(Problem to work on):
The records below are to be repeated exactly, and their pictures left out.

(Provided records):
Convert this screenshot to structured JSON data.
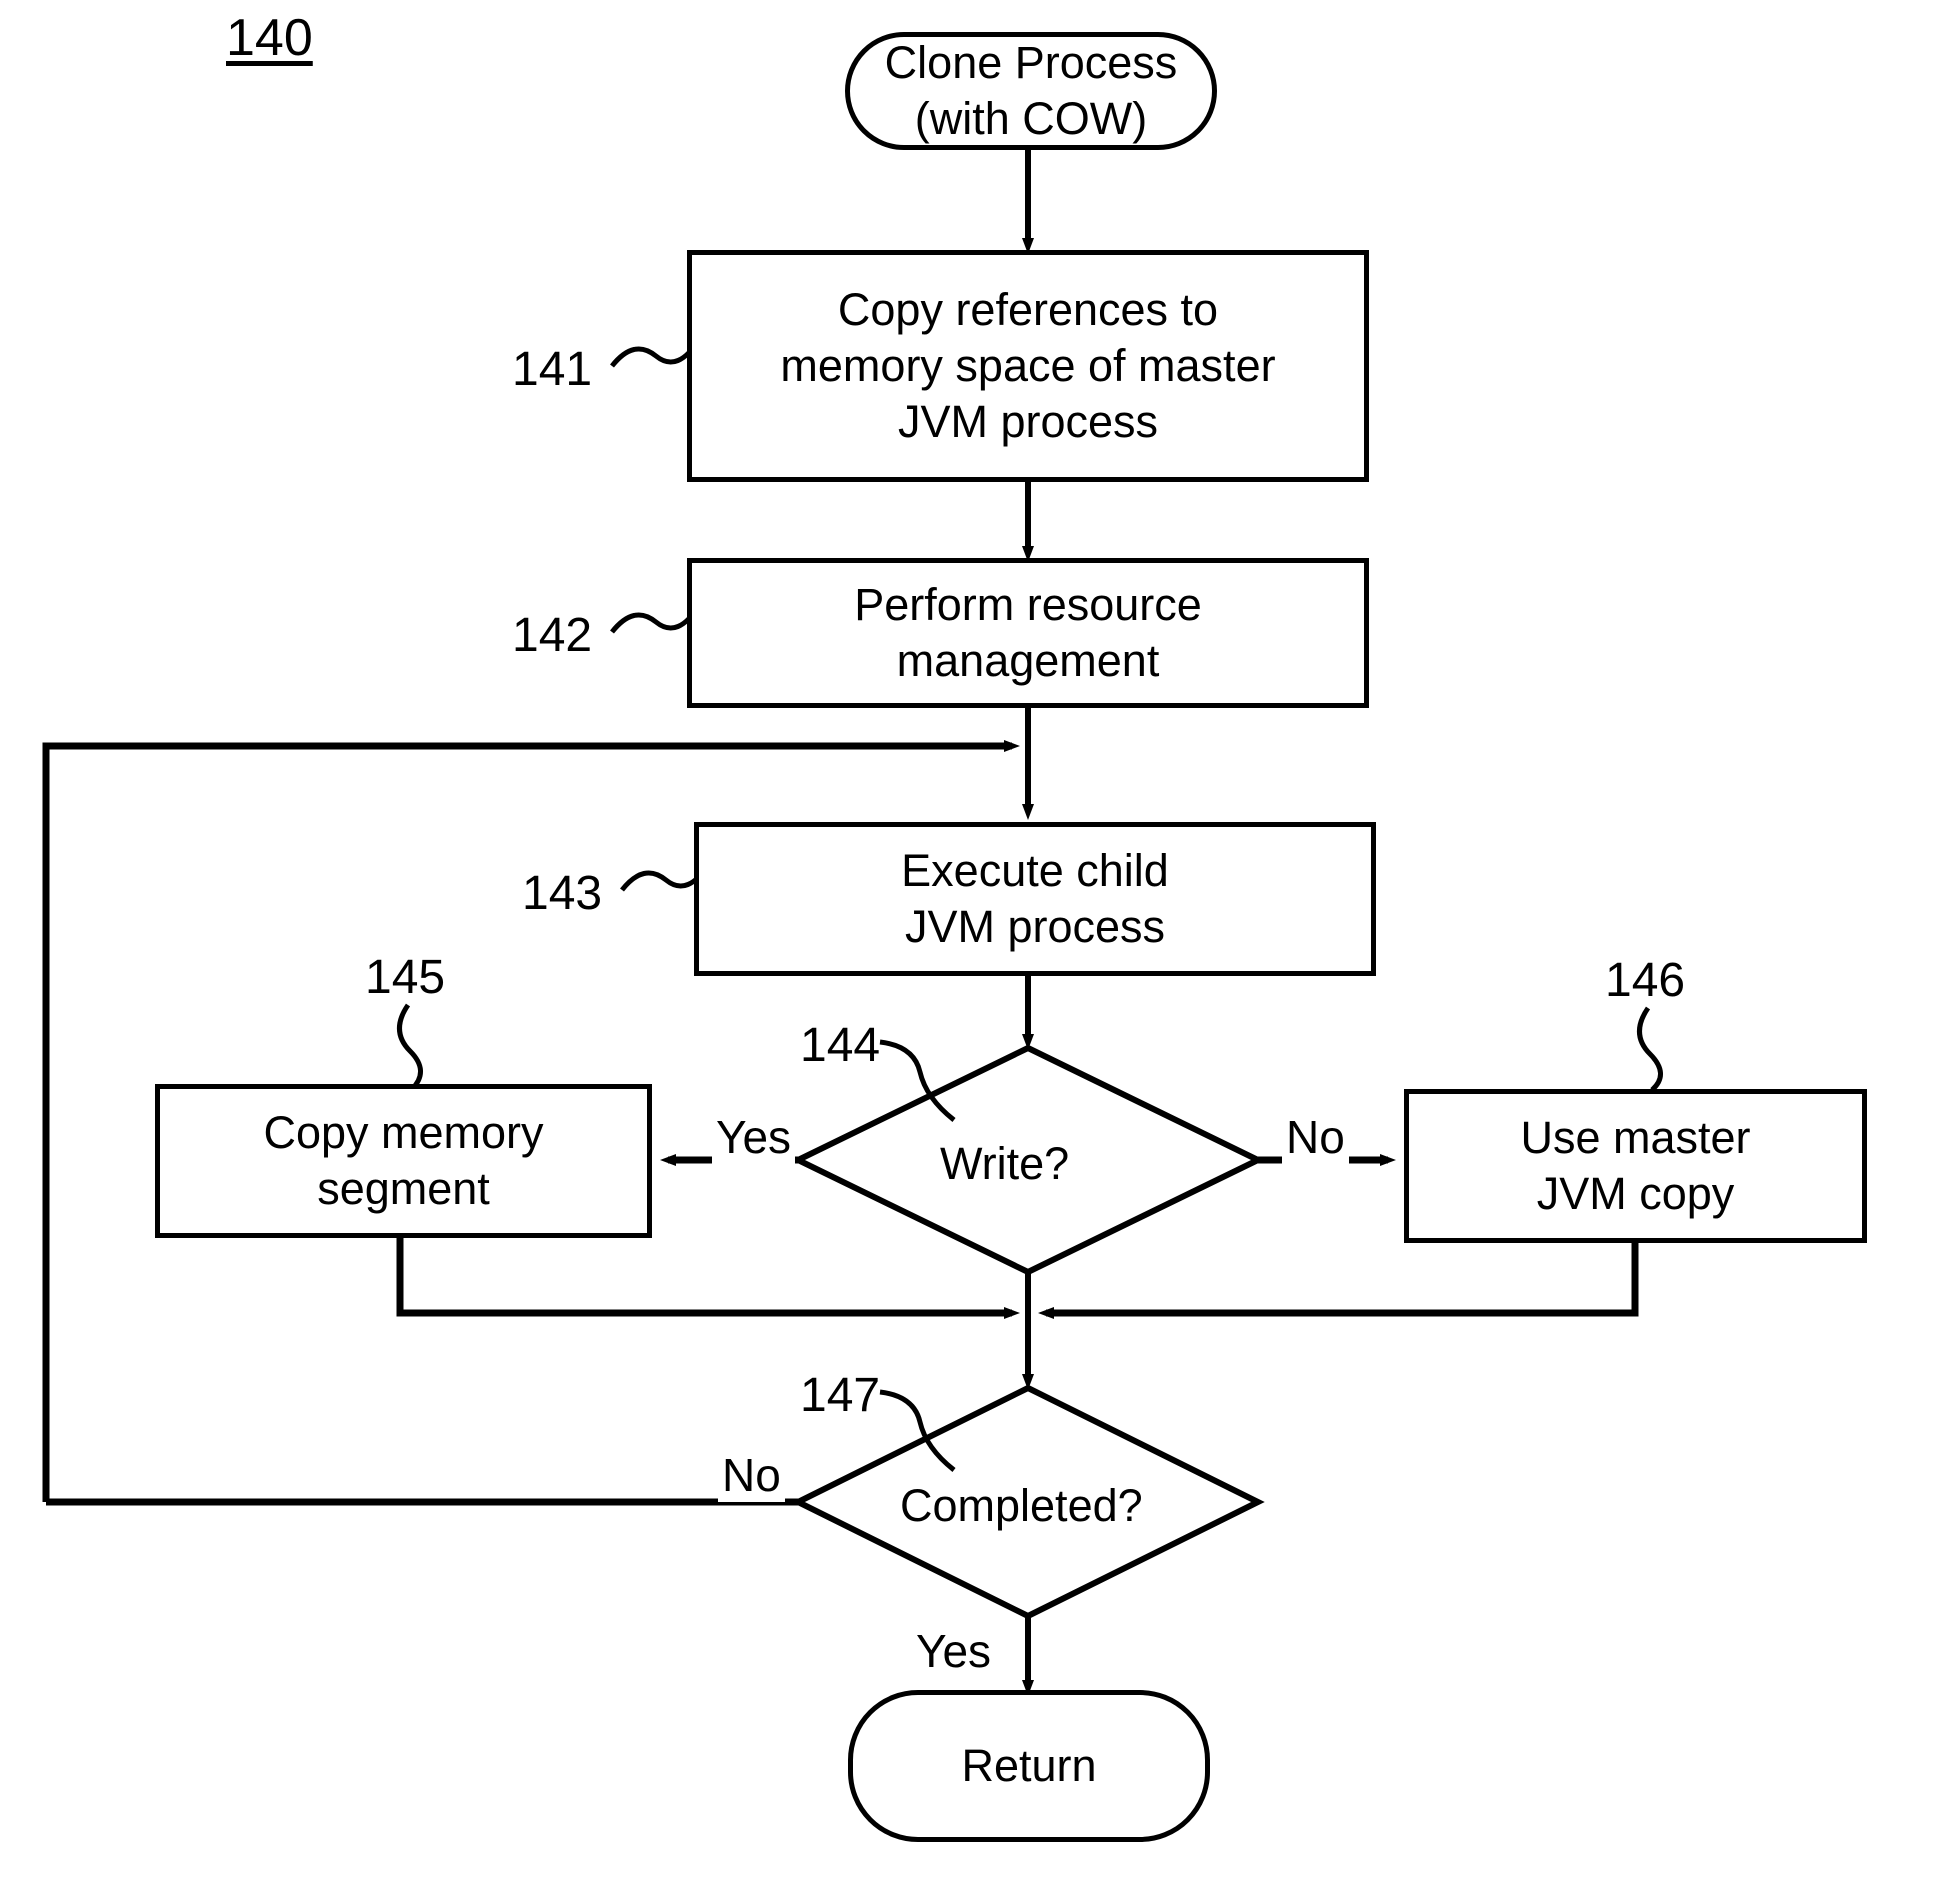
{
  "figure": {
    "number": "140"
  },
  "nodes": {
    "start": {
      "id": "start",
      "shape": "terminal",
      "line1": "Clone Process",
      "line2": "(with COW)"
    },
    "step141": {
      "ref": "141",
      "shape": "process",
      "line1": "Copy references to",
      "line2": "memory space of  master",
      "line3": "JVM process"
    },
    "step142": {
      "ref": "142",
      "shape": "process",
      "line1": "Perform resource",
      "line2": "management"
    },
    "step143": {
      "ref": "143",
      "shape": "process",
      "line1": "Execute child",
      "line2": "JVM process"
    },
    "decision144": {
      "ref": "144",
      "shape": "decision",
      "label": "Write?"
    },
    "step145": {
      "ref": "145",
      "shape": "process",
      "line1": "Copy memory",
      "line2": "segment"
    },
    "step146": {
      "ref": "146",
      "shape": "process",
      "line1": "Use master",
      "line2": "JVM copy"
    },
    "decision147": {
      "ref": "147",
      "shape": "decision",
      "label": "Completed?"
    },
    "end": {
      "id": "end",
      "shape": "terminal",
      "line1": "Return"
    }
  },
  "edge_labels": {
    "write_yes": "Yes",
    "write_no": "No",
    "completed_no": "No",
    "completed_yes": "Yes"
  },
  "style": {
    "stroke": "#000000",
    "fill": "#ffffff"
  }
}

(Solution for this problem):
Convert this screenshot to structured JSON data.
{
  "figure": {
    "number": "140"
  },
  "nodes": {
    "start": {
      "id": "start",
      "shape": "terminal",
      "line1": "Clone Process",
      "line2": "(with COW)"
    },
    "step141": {
      "ref": "141",
      "shape": "process",
      "line1": "Copy references to",
      "line2": "memory space of  master",
      "line3": "JVM process"
    },
    "step142": {
      "ref": "142",
      "shape": "process",
      "line1": "Perform resource",
      "line2": "management"
    },
    "step143": {
      "ref": "143",
      "shape": "process",
      "line1": "Execute child",
      "line2": "JVM process"
    },
    "decision144": {
      "ref": "144",
      "shape": "decision",
      "label": "Write?"
    },
    "step145": {
      "ref": "145",
      "shape": "process",
      "line1": "Copy memory",
      "line2": "segment"
    },
    "step146": {
      "ref": "146",
      "shape": "process",
      "line1": "Use master",
      "line2": "JVM copy"
    },
    "decision147": {
      "ref": "147",
      "shape": "decision",
      "label": "Completed?"
    },
    "end": {
      "id": "end",
      "shape": "terminal",
      "line1": "Return"
    }
  },
  "edge_labels": {
    "write_yes": "Yes",
    "write_no": "No",
    "completed_no": "No",
    "completed_yes": "Yes"
  },
  "style": {
    "stroke": "#000000",
    "fill": "#ffffff"
  }
}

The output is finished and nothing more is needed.